> _How to complete this task_:
Please restate the data that follows word for word, with the pictures left out.
┄┄┄┄┄┄┄┄┄┄
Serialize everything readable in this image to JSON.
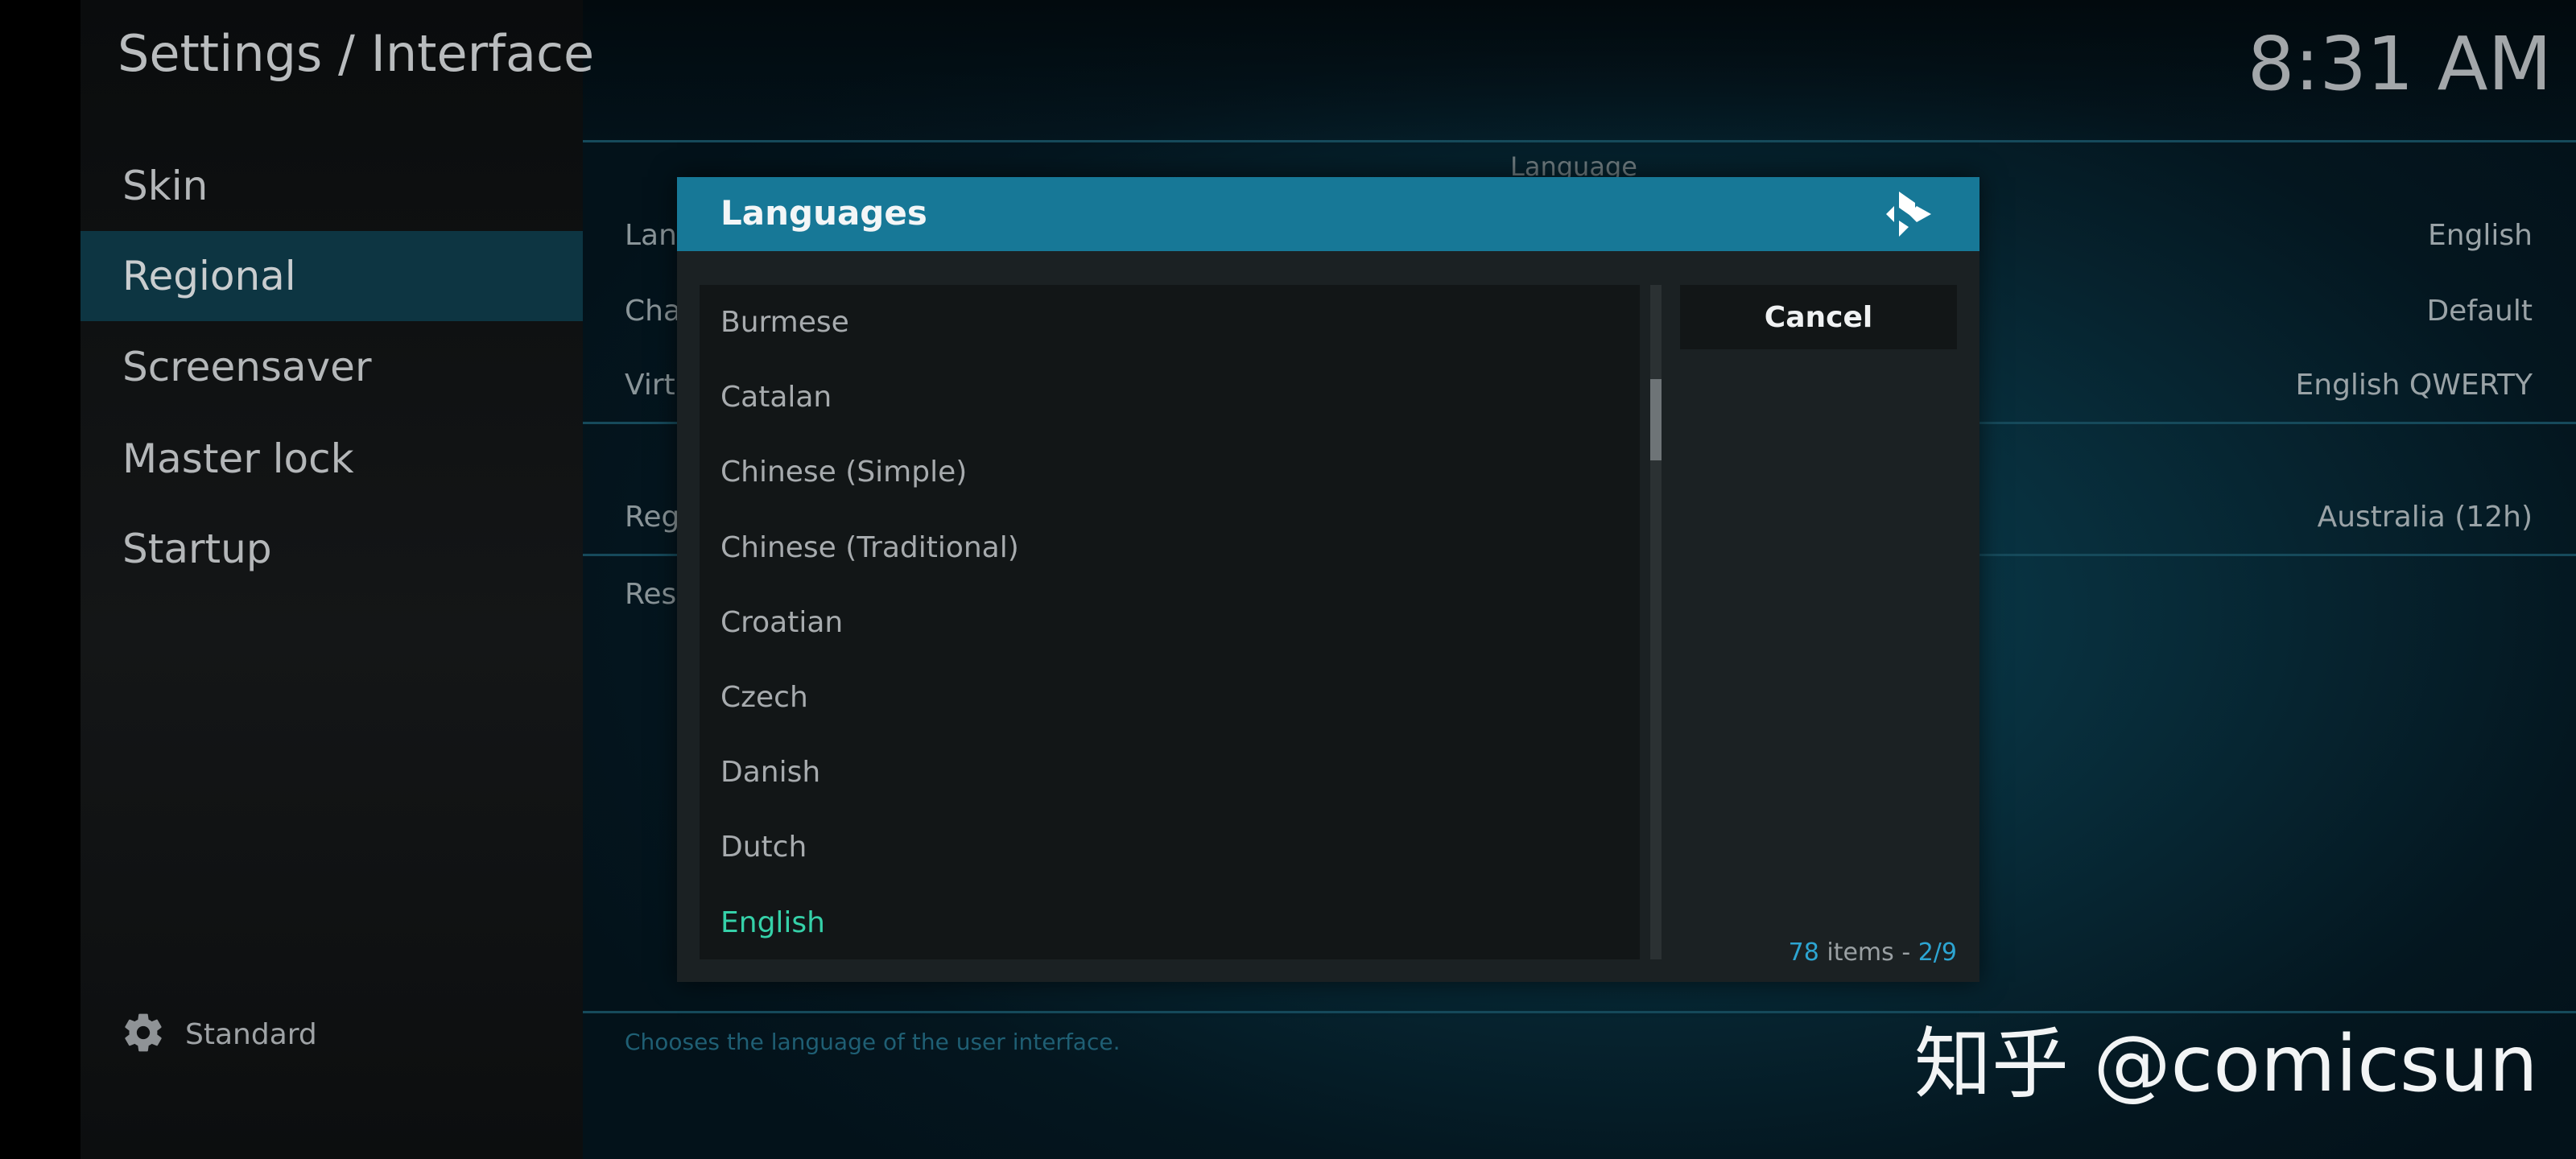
{
  "header": {
    "title": "Settings / Interface",
    "clock": "8:31 AM"
  },
  "sidebar": {
    "items": [
      {
        "label": "Skin",
        "active": false
      },
      {
        "label": "Regional",
        "active": true
      },
      {
        "label": "Screensaver",
        "active": false
      },
      {
        "label": "Master lock",
        "active": false
      },
      {
        "label": "Startup",
        "active": false
      }
    ],
    "footer_label": "Standard"
  },
  "settings": {
    "section_title": "Language",
    "rows": [
      {
        "label_partial": "Lan",
        "value": "English"
      },
      {
        "label_partial": "Cha",
        "value": "Default"
      },
      {
        "label_partial": "Virt",
        "value": "English QWERTY"
      },
      {
        "label_partial": "Reg",
        "value": "Australia (12h)"
      },
      {
        "label_partial": "Res",
        "value": ""
      }
    ],
    "help_text": "Chooses the language of the user interface."
  },
  "dialog": {
    "title": "Languages",
    "items": [
      {
        "label": "Burmese",
        "selected": false
      },
      {
        "label": "Catalan",
        "selected": false
      },
      {
        "label": "Chinese (Simple)",
        "selected": false
      },
      {
        "label": "Chinese (Traditional)",
        "selected": false
      },
      {
        "label": "Croatian",
        "selected": false
      },
      {
        "label": "Czech",
        "selected": false
      },
      {
        "label": "Danish",
        "selected": false
      },
      {
        "label": "Dutch",
        "selected": false
      },
      {
        "label": "English",
        "selected": true
      }
    ],
    "cancel_label": "Cancel",
    "items_total": "78",
    "items_word": "items",
    "items_sep": "-",
    "page": "2/9",
    "scroll_fraction_start": 0.14,
    "scroll_fraction_end": 0.26
  },
  "watermark": "知乎 @comicsun",
  "colors": {
    "accent": "#177897",
    "selected_text": "#35d1a9",
    "count_accent": "#2da5d2"
  },
  "icons": {
    "profile": "gear-icon",
    "logo": "kodi-logo-icon"
  }
}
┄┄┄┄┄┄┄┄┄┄
> _Result of the task_:
Serialize everything readable in this image to JSON.
{
  "header": {
    "title": "Settings / Interface",
    "clock": "8:31 AM"
  },
  "sidebar": {
    "items": [
      {
        "label": "Skin",
        "active": false
      },
      {
        "label": "Regional",
        "active": true
      },
      {
        "label": "Screensaver",
        "active": false
      },
      {
        "label": "Master lock",
        "active": false
      },
      {
        "label": "Startup",
        "active": false
      }
    ],
    "footer_label": "Standard"
  },
  "settings": {
    "section_title": "Language",
    "rows": [
      {
        "label_partial": "Lan",
        "value": "English"
      },
      {
        "label_partial": "Cha",
        "value": "Default"
      },
      {
        "label_partial": "Virt",
        "value": "English QWERTY"
      },
      {
        "label_partial": "Reg",
        "value": "Australia (12h)"
      },
      {
        "label_partial": "Res",
        "value": ""
      }
    ],
    "help_text": "Chooses the language of the user interface."
  },
  "dialog": {
    "title": "Languages",
    "items": [
      {
        "label": "Burmese",
        "selected": false
      },
      {
        "label": "Catalan",
        "selected": false
      },
      {
        "label": "Chinese (Simple)",
        "selected": false
      },
      {
        "label": "Chinese (Traditional)",
        "selected": false
      },
      {
        "label": "Croatian",
        "selected": false
      },
      {
        "label": "Czech",
        "selected": false
      },
      {
        "label": "Danish",
        "selected": false
      },
      {
        "label": "Dutch",
        "selected": false
      },
      {
        "label": "English",
        "selected": true
      }
    ],
    "cancel_label": "Cancel",
    "items_total": "78",
    "items_word": "items",
    "items_sep": "-",
    "page": "2/9",
    "scroll_fraction_start": 0.14,
    "scroll_fraction_end": 0.26
  },
  "watermark": "知乎 @comicsun",
  "colors": {
    "accent": "#177897",
    "selected_text": "#35d1a9",
    "count_accent": "#2da5d2"
  },
  "icons": {
    "profile": "gear-icon",
    "logo": "kodi-logo-icon"
  }
}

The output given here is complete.